Five ways for CTOs to tackle the digital skills crisis
As as many CTOs and CIOs will be more than aware, the UK is facing a serious digital skills gap. From inadequate equipment in schools and a shortage of appropriately qualified computer science teachers to an estimated 12.6 million British adults who lack even basic digital skills, the gap can lead to serious headaches for businesses who want to stay ahead of the global curve.
A 2016 report by the Commons Science and Technology Select Committee appealed to businesses to do their bit by investing more in IT education at all levels. As many organisations struggle to fill key posts with qualified candidates, there are plenty of other measures your organisation can take to boost IT literacy on a company and national level:
With such demand for decent IT staff, holding onto promising talent is more challenging than ever before. Ensuring you give your valued employees interesting projects to work on as well as offering regular, bespoke training identified through regular performance reviews can encourage them to stay put.
Recruit more broadly
As many a successful IT recruiter will confirm, it pays to look beyond IT just graduates when looking to recruit talent. Look out for hackathon competitors, self-taught programmers and developers using low-code development platforms to come up with innovative IT solutions. Any of them could have the necessary skills and enthusiasm to complement a more traditionally trained IT team.
Tackle the glass ceiling
The decreasing proportion of women in tech positions in the UK should concern any CTO worth their salt. Research has repeatedly shown that more diverse businesses tend to see better financial returns, but still less than 17 percent of the UK’s STEM workforce was made up of women as of 2016. Positive actions include: actively going into schools and encouraging young women to think seriously about tech career paths, ensuring women can re-enter the workforce at the same level after breaks and implementing a respectful and inclusive workplace culture.
Join forces with an academic institution
Companies who invest at school and university level education programs now can reap the rewards for years to come. Even if you can’t follow in Rackdoor or IBM’s footsteps by setting up your own academy or offering additional training to secondary school age children, there are still productive steps you can take. Simply opening a communication with a local state school about their curriculum can give you the chance to offer suggestions on ways to improve it, for example.

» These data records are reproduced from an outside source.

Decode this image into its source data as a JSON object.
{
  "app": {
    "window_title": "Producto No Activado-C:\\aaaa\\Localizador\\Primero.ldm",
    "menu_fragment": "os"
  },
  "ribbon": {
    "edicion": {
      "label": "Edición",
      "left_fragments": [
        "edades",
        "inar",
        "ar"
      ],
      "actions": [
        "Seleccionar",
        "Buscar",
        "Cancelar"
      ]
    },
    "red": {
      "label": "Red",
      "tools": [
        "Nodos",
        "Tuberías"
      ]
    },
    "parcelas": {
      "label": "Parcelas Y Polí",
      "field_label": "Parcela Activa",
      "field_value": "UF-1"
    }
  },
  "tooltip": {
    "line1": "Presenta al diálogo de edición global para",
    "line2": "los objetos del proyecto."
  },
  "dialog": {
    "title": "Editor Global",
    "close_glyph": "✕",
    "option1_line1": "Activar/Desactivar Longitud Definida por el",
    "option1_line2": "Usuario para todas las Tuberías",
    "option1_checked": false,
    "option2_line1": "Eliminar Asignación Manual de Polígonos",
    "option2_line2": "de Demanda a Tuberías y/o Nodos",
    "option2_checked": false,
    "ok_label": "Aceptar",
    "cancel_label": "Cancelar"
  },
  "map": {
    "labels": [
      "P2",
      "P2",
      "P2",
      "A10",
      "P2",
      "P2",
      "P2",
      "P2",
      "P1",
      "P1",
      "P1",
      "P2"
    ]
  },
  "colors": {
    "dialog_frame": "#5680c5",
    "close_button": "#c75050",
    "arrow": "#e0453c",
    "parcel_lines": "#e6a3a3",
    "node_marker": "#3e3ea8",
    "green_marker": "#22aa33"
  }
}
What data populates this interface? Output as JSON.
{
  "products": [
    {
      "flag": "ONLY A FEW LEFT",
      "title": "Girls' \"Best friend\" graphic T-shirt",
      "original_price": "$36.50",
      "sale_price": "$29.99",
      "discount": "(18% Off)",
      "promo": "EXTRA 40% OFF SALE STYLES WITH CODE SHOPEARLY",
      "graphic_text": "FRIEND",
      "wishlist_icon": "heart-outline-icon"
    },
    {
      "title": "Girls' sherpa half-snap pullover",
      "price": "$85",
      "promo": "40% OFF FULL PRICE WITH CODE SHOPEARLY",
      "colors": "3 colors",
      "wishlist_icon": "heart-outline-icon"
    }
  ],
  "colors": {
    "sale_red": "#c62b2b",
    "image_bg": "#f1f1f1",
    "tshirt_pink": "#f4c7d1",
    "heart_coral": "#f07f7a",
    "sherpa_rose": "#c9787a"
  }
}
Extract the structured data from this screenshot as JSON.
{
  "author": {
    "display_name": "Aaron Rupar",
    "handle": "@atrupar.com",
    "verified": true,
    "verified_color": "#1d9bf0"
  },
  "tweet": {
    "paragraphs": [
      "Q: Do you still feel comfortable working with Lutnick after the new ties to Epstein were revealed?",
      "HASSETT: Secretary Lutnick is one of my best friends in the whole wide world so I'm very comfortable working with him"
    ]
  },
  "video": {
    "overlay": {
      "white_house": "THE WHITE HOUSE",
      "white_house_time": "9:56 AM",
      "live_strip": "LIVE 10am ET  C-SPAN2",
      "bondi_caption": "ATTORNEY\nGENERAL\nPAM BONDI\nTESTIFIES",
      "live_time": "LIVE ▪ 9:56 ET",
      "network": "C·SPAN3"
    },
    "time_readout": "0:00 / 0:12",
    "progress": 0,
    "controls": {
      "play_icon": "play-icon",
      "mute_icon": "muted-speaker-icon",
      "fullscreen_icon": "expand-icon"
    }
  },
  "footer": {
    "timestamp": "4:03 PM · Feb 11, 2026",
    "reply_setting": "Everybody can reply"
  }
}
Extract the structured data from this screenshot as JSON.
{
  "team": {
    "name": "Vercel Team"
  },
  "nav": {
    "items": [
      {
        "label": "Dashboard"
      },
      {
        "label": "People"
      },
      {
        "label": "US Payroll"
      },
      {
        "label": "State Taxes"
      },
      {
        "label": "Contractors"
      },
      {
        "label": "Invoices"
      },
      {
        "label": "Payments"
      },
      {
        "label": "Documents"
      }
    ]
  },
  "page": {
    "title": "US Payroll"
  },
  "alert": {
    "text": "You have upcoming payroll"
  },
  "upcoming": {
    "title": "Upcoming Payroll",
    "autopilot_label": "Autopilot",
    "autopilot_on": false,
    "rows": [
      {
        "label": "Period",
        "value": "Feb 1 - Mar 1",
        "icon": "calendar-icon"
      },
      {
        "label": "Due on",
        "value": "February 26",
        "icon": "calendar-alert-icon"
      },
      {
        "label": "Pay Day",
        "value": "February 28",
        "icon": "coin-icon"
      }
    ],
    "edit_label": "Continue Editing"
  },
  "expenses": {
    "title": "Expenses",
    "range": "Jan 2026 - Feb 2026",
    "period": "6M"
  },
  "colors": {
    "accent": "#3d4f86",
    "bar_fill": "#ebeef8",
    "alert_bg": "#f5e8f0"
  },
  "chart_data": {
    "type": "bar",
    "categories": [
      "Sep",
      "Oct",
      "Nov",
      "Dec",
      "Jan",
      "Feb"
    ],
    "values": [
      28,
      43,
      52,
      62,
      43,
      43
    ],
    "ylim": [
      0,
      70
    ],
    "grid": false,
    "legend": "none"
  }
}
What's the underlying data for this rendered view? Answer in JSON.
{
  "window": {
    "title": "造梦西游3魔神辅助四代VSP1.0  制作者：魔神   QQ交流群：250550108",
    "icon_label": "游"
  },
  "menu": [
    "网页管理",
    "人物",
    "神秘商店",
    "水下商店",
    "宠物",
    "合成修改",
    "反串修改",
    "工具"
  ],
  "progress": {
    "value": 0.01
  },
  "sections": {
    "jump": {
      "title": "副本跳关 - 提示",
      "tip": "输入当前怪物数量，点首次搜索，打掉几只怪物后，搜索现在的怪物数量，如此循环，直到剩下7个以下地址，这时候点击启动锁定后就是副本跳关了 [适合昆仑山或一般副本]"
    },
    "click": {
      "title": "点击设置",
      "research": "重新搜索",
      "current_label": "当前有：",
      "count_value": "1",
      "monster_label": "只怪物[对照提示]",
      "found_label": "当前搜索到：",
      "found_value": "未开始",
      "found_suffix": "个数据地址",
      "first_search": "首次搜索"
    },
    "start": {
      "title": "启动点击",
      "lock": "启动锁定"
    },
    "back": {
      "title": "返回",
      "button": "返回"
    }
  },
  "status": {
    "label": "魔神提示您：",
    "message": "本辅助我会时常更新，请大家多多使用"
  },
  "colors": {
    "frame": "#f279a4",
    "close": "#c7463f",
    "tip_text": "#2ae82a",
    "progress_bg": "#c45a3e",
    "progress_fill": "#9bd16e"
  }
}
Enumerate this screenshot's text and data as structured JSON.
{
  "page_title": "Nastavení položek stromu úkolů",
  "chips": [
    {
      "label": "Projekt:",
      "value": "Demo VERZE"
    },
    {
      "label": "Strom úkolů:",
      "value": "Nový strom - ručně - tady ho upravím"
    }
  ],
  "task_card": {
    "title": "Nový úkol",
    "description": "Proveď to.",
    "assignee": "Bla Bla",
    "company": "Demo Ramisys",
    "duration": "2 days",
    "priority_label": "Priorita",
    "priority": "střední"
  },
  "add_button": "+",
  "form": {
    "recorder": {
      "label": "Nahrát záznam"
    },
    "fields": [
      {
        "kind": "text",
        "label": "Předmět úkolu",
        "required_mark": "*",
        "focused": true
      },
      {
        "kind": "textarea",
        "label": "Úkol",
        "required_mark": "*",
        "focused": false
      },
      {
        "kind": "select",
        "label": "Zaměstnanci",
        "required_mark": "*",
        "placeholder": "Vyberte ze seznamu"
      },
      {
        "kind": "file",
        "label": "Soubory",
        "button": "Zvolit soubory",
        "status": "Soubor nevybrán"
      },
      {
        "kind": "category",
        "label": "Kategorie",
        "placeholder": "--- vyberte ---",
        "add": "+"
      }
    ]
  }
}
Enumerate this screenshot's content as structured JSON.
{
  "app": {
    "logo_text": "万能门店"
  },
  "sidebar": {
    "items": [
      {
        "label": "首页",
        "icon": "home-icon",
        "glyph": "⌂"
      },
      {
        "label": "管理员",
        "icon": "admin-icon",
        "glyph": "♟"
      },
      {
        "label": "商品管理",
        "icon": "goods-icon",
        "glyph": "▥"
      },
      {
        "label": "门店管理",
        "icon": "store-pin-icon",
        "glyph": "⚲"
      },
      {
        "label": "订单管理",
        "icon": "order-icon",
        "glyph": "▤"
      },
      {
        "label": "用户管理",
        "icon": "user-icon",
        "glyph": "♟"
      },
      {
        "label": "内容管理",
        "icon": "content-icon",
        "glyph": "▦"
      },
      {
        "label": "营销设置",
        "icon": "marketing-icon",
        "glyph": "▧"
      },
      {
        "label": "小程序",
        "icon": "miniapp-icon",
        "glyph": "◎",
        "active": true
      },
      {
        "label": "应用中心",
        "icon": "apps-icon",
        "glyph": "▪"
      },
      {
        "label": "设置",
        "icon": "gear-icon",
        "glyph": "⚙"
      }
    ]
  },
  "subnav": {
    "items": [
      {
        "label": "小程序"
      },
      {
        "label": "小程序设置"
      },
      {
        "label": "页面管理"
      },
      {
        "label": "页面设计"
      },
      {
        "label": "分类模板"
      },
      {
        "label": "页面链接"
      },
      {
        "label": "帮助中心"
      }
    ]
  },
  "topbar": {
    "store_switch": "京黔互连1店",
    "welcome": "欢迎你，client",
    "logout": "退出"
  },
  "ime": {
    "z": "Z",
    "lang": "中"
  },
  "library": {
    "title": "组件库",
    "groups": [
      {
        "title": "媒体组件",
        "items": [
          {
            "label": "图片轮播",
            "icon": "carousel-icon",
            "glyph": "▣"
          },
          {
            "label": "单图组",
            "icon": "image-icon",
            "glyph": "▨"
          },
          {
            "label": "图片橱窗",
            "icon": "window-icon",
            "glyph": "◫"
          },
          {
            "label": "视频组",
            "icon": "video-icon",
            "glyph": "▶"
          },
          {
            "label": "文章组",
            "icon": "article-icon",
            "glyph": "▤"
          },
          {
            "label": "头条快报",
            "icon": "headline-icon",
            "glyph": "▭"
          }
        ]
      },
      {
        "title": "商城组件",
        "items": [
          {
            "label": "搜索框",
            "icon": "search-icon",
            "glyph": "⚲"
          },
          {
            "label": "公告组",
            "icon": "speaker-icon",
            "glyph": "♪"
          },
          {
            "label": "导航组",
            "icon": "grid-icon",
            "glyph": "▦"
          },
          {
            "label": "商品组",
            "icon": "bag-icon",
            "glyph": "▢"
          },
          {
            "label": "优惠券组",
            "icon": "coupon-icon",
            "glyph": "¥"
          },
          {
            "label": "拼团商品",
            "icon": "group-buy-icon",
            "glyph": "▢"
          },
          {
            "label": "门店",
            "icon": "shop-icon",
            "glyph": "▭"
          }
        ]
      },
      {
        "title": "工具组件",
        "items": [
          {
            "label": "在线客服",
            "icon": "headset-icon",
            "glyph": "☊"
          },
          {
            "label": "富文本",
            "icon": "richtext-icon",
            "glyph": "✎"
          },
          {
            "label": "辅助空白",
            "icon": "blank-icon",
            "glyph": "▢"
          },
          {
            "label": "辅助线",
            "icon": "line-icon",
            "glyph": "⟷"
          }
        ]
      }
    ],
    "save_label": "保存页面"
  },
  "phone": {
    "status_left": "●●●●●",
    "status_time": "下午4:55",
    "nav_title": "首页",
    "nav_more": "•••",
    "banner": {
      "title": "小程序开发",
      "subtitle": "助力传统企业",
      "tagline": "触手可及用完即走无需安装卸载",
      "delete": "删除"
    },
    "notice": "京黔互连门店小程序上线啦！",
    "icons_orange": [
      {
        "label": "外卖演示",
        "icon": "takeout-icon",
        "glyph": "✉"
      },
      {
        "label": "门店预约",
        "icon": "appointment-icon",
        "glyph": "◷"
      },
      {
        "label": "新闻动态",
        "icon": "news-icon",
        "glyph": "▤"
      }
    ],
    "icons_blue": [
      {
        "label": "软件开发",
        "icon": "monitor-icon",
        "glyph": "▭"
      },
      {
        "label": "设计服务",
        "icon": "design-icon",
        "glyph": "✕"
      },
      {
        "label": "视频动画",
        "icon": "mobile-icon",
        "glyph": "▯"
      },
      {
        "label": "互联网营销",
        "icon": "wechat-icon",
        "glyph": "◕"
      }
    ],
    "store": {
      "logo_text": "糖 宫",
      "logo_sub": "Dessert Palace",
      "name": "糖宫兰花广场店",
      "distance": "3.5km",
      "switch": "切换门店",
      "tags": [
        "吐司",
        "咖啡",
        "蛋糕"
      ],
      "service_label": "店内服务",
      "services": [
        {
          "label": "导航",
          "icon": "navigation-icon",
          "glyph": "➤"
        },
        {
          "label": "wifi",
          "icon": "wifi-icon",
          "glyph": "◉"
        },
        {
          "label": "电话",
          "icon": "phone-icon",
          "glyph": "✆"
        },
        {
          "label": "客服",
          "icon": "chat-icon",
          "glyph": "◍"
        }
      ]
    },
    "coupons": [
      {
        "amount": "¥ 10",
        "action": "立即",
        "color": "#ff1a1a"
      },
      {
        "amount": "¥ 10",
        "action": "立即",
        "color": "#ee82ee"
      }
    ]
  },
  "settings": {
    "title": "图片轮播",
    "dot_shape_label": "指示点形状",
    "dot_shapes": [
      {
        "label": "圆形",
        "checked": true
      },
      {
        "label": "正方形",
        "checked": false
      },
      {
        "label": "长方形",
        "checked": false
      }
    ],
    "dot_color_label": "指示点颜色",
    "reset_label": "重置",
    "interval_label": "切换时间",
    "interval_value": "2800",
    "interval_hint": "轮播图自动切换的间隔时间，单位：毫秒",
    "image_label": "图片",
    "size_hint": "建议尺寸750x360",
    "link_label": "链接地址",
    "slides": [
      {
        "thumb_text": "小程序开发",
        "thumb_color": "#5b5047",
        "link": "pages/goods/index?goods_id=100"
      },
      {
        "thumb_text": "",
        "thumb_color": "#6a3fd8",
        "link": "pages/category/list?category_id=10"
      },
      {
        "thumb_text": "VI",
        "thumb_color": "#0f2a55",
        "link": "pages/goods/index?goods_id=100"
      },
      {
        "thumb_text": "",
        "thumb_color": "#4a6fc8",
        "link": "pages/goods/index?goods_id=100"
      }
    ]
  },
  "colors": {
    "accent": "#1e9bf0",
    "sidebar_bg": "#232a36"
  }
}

While designing organisation-specific training, from internships to mentoring programs, might involve time and effort, the advantages are enormous. You can provide bespoke programs not available elsewhere that will benefit your company directly, as well as more broadly applicable IT skills.